Report each line of the data that includes the word "targets".

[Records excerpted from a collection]
+-------+
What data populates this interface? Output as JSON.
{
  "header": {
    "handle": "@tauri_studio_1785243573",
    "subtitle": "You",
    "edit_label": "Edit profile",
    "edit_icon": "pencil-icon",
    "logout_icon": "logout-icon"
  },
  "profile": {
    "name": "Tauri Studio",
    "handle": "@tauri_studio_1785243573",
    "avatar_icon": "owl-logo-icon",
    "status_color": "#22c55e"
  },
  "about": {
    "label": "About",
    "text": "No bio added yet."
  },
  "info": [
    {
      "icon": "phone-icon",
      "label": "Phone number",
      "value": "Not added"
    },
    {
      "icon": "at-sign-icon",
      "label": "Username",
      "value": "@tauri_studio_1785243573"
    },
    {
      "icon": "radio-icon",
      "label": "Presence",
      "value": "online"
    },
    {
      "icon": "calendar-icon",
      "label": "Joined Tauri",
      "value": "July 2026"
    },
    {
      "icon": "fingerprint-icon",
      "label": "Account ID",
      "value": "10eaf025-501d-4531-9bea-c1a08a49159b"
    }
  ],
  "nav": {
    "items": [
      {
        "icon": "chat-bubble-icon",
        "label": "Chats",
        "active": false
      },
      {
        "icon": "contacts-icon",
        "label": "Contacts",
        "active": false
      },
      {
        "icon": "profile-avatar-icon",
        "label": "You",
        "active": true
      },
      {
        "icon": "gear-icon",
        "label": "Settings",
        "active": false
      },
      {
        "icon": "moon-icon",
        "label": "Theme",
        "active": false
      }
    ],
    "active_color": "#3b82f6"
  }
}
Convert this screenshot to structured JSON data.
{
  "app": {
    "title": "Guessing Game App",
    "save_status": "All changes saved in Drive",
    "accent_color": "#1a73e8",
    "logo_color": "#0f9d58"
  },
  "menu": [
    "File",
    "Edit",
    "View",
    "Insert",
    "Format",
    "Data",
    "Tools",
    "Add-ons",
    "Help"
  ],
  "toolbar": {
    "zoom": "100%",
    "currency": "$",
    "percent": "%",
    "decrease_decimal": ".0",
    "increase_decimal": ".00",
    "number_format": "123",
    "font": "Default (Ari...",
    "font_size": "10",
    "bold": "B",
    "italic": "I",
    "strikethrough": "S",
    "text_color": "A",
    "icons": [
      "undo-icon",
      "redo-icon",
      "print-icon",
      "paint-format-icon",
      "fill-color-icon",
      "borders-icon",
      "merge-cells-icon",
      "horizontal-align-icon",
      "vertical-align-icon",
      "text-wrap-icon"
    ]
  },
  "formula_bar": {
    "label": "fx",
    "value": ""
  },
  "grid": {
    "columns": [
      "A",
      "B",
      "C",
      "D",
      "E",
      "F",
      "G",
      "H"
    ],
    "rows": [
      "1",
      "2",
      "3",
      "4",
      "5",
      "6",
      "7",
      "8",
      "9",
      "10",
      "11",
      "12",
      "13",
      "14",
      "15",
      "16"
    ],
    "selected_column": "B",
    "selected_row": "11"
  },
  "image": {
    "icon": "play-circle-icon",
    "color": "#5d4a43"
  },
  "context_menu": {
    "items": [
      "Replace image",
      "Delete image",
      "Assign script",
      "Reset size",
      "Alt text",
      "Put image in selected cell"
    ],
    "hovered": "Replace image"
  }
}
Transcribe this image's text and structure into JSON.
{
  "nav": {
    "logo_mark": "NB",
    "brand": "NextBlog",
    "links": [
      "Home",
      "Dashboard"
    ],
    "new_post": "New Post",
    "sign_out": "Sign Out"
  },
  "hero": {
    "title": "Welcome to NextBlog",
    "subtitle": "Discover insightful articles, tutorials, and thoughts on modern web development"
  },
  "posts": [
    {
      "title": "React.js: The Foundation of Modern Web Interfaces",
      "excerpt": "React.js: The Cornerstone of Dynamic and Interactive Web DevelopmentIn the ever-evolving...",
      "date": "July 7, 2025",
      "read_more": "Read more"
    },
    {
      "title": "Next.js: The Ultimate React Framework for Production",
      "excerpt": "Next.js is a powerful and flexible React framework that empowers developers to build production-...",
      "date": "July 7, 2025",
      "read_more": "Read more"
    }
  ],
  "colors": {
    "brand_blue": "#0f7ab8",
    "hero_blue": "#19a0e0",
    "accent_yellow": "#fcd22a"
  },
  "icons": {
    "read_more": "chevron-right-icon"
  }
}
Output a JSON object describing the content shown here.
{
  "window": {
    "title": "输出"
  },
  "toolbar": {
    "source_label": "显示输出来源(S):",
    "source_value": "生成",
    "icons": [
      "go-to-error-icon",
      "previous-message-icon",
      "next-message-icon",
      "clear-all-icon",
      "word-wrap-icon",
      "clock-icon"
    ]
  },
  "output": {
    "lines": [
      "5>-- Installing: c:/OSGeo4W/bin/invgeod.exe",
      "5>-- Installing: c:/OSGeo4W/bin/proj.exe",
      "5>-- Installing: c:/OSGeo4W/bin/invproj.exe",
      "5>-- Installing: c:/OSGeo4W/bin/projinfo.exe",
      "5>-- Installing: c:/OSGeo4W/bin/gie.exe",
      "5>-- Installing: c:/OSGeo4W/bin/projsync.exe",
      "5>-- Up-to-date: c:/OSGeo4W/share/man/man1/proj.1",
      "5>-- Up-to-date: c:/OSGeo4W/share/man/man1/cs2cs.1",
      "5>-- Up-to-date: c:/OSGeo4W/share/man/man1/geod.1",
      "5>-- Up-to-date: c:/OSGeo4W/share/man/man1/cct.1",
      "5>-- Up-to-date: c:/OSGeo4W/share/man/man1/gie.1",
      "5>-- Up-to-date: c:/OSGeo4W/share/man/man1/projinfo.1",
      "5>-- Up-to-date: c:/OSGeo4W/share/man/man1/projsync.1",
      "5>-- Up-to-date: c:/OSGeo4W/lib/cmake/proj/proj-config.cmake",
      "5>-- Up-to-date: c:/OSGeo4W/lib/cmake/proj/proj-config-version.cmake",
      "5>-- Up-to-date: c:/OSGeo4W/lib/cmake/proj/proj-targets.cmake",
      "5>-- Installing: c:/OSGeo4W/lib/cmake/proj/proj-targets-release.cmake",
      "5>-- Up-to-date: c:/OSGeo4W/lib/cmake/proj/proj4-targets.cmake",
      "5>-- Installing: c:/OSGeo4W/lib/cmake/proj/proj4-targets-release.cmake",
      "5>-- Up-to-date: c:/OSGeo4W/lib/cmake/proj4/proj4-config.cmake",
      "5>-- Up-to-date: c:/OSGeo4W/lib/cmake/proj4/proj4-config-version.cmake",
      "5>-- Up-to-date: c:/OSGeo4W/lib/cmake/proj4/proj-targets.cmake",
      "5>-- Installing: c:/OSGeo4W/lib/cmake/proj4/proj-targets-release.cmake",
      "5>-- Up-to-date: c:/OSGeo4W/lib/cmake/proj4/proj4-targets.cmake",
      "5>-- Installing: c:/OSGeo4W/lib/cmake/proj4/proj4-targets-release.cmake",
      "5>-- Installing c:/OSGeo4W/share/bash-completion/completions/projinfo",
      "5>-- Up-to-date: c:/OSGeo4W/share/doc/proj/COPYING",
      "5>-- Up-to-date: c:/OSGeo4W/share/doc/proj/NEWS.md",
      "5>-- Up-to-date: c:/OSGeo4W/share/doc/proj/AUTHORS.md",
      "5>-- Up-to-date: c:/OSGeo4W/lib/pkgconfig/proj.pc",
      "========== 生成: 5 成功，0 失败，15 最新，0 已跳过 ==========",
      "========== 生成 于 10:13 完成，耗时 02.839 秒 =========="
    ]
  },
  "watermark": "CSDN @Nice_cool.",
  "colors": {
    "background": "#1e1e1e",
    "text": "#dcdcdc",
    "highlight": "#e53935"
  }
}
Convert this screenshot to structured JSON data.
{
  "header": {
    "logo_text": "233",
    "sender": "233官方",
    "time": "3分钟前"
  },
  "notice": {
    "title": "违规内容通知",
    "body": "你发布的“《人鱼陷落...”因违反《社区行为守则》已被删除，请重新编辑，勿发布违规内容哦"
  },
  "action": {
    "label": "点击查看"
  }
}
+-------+
▶ [SOLUTION]:
      "5>-- Up-to-date: c:/OSGeo4W/lib/cmake/proj/proj-targets.cmake",
      "5>-- Installing: c:/OSGeo4W/lib/cmake/proj/proj-targets-release.cmake",
      "5>-- Up-to-date: c:/OSGeo4W/lib/cmake/proj/proj4-targets.cmake",
      "5>-- Installing: c:/OSGeo4W/lib/cmake/proj/proj4-targets-release.cmake",
      "5>-- Up-to-date: c:/OSGeo4W/lib/cmake/proj4/proj-targets.cmake",
      "5>-- Installing: c:/OSGeo4W/lib/cmake/proj4/proj-targets-release.cmake",
      "5>-- Up-to-date: c:/OSGeo4W/lib/cmake/proj4/proj4-targets.cmake",
      "5>-- Installing: c:/OSGeo4W/lib/cmake/proj4/proj4-targets-release.cmake",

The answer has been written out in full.